The Synagogue Samuel ha-Levi in Toledo, now known as the Synogogue of El Transito and the Sephardic Museum, was first built in 1356, by Samuel ha-Levi Abulafia, treasurer to the Christian king of Castile and León, Pedro the Cruel. It’s an unusually large building given that it was a private family synagogue, and beautifully decorated in Islamic-style stucco work, similar to the Nasrid palaces of the Alhambra, with Hebrew and Arabic inscriptions, arches, and a Mudéjar wooden ceiling. Women were not allowed in the main gallery, but watched ceremonies from the women’s gallery above.
As you’re not using it, we’d like it back, thanks.
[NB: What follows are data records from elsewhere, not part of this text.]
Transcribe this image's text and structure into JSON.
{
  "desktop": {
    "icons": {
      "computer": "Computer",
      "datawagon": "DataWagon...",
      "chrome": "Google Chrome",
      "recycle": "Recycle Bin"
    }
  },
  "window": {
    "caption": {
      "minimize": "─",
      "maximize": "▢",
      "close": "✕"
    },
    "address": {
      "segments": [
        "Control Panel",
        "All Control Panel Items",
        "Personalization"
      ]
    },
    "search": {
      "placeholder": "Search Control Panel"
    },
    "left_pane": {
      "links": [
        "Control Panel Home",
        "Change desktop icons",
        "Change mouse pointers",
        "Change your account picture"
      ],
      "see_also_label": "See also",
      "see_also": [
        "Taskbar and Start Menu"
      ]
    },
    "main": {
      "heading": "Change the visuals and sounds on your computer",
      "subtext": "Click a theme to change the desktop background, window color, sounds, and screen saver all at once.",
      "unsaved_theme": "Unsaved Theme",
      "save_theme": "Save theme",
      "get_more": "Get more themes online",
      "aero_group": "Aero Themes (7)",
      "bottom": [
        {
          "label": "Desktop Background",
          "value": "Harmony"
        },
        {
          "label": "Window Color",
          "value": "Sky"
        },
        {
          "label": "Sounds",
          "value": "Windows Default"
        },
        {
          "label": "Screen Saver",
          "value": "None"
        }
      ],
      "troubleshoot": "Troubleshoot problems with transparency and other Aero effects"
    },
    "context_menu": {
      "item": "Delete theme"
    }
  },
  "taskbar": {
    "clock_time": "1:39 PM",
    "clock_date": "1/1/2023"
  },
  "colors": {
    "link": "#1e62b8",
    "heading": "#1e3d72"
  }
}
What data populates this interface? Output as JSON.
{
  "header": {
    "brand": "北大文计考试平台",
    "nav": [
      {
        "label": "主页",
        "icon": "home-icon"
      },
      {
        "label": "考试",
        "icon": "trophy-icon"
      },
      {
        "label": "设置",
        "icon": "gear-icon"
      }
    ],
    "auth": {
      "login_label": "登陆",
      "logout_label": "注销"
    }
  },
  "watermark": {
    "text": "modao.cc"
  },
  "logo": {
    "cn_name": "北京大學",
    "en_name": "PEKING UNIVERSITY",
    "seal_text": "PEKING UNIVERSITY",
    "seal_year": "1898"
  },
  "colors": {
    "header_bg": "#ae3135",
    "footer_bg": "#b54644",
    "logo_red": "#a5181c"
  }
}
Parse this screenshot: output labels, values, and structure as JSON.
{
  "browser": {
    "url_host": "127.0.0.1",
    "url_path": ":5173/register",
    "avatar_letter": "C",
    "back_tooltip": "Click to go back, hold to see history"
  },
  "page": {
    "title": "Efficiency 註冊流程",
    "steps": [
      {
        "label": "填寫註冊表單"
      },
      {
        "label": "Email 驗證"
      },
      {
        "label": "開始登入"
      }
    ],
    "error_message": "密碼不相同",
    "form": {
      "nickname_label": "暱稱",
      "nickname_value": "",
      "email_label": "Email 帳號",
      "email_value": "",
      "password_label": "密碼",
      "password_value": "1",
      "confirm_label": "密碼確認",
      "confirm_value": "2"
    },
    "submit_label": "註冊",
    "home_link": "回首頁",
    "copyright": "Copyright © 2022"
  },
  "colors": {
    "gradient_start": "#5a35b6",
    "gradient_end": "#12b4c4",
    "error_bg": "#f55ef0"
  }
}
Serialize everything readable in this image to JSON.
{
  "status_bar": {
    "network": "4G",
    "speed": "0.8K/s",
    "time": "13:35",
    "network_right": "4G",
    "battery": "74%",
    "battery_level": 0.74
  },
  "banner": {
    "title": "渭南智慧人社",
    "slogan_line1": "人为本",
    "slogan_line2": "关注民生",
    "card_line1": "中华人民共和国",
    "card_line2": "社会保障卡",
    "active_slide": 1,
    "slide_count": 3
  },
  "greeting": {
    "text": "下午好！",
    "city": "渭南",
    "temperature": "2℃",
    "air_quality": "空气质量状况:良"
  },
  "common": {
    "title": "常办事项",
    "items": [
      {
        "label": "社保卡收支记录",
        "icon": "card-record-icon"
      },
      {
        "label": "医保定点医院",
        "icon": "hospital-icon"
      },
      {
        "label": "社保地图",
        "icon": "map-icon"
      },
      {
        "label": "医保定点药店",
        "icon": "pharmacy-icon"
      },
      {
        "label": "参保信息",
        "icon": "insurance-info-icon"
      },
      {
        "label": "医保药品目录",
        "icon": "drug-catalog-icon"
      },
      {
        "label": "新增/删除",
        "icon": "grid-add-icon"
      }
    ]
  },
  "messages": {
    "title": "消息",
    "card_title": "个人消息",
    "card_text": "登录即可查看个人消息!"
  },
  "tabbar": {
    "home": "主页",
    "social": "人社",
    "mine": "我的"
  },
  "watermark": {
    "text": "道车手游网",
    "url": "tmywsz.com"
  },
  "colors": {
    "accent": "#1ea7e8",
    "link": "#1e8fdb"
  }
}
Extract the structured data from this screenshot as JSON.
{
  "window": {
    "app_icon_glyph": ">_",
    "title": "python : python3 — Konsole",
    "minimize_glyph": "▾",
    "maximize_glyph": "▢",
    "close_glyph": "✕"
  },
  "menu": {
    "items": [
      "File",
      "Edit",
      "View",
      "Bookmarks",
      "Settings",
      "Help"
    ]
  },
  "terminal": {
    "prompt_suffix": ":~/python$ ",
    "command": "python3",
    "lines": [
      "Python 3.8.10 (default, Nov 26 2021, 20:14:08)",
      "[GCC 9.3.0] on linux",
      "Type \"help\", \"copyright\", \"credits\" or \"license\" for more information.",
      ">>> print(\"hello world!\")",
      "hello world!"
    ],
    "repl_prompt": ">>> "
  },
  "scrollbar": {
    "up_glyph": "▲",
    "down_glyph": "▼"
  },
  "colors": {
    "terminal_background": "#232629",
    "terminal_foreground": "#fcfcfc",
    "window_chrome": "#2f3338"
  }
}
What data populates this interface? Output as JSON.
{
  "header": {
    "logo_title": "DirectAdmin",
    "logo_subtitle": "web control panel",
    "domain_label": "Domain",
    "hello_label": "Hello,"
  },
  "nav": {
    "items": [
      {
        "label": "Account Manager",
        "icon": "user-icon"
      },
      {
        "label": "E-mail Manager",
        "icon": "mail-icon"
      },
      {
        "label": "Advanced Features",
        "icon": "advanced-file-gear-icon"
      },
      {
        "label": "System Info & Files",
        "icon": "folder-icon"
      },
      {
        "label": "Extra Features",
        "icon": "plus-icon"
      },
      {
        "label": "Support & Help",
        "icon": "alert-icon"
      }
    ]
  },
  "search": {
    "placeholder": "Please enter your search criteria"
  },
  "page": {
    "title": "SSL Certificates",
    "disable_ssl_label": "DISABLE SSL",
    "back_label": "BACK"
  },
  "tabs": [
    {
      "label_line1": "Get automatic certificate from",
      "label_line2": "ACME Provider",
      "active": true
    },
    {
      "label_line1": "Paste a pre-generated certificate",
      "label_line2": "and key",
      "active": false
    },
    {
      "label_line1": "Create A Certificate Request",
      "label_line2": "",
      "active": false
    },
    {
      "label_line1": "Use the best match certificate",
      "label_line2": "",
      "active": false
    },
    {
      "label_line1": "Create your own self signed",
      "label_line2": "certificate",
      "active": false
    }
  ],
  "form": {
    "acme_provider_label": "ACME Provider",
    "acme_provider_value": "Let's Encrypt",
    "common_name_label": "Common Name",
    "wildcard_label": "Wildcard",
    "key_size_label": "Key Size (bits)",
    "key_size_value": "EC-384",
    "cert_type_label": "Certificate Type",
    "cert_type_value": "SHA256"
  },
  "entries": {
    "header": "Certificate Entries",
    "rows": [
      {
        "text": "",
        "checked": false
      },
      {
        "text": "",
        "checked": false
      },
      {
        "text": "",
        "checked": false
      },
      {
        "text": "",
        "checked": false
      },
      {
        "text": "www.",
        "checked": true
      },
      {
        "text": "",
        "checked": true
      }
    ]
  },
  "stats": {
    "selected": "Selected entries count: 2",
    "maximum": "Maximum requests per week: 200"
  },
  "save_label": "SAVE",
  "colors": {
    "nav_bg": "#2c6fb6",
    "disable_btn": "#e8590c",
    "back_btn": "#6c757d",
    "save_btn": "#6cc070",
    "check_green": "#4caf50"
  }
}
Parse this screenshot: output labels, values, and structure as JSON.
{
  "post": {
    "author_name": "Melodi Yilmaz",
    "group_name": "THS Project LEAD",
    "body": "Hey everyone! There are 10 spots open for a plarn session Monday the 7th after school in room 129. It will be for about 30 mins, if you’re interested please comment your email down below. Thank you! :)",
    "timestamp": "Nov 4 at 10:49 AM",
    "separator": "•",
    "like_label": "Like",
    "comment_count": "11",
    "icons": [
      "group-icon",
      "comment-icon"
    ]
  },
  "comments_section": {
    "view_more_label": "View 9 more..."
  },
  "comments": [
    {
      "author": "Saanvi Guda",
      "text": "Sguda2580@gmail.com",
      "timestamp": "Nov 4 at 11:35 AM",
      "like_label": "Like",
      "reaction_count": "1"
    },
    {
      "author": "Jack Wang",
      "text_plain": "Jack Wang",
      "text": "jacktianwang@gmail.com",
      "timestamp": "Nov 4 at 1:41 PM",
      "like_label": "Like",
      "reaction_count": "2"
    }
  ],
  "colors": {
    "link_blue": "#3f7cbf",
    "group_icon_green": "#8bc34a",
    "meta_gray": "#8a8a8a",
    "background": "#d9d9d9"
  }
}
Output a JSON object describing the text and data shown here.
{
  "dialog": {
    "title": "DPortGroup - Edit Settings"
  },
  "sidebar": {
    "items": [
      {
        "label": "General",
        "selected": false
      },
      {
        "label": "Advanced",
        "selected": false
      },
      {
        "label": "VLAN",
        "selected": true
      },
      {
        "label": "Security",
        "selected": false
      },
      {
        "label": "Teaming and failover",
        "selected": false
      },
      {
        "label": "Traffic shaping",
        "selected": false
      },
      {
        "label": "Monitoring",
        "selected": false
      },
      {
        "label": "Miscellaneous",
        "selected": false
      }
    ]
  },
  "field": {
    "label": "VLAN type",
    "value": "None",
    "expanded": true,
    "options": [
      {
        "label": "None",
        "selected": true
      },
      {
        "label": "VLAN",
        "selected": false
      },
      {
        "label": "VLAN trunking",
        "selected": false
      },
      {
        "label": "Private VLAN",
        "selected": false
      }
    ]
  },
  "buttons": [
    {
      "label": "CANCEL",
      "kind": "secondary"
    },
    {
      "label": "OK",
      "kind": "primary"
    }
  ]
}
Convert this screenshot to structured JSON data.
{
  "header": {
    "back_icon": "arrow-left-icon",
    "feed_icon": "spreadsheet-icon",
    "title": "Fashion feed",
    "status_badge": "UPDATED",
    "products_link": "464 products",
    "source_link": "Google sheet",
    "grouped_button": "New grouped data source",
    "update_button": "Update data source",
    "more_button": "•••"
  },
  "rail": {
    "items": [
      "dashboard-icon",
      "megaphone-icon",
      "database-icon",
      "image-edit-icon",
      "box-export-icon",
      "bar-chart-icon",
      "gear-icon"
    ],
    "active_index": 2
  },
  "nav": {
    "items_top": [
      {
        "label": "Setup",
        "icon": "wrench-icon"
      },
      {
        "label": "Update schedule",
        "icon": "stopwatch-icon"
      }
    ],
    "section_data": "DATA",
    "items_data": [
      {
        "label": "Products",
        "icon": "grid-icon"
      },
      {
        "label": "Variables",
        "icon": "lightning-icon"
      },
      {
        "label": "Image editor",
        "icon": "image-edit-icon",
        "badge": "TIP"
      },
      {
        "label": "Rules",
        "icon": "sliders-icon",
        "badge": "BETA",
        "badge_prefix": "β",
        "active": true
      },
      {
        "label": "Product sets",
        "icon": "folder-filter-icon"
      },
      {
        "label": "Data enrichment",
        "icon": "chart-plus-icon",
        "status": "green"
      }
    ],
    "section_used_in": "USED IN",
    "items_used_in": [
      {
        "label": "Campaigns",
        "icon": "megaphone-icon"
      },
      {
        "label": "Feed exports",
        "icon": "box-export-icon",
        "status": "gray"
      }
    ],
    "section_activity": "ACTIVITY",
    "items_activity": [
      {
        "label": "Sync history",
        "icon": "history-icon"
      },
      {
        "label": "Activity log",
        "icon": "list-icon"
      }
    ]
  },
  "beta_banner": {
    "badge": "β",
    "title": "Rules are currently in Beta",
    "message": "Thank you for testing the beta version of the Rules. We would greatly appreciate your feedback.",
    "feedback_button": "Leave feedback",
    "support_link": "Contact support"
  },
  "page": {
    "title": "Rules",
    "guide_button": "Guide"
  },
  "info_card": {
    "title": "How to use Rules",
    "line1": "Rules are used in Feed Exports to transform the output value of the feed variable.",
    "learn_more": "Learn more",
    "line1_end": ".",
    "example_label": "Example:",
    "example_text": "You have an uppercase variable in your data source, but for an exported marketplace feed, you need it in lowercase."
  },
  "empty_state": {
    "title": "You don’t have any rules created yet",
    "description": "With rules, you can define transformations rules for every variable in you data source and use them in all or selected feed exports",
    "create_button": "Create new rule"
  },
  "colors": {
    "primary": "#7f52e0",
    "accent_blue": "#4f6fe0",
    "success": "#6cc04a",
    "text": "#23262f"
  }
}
In 2013, Isaac Querub, the president of the Federation of Jewish Communities in Spain made a request: “What would be a better act of generosity and reconciliation than the return of the Grand Synagogue of Toledo to the Jewish people and particularly to the Jewish community of Spain, as a symbol of dialogue between Jews and Christians.”
This synagogue was originally built for the Jewish community of Toledo in 1180 and was known as the Ibn Shushan Synagogue. Wikipedia tells me that it is the oldest European synagogue still standing, and is an example of Mudejar architecture: a fusion of the three dominant cultures of the time, built under Christian rule by Islamic architects for Jewish use. It was taken over by Christians in 1411, renamed Santa María la Blanca in 1550. It was used by a monastery and then as a warehouse until being restored in 1856 as a national monument.
The Catholic Church in Spain has not responded.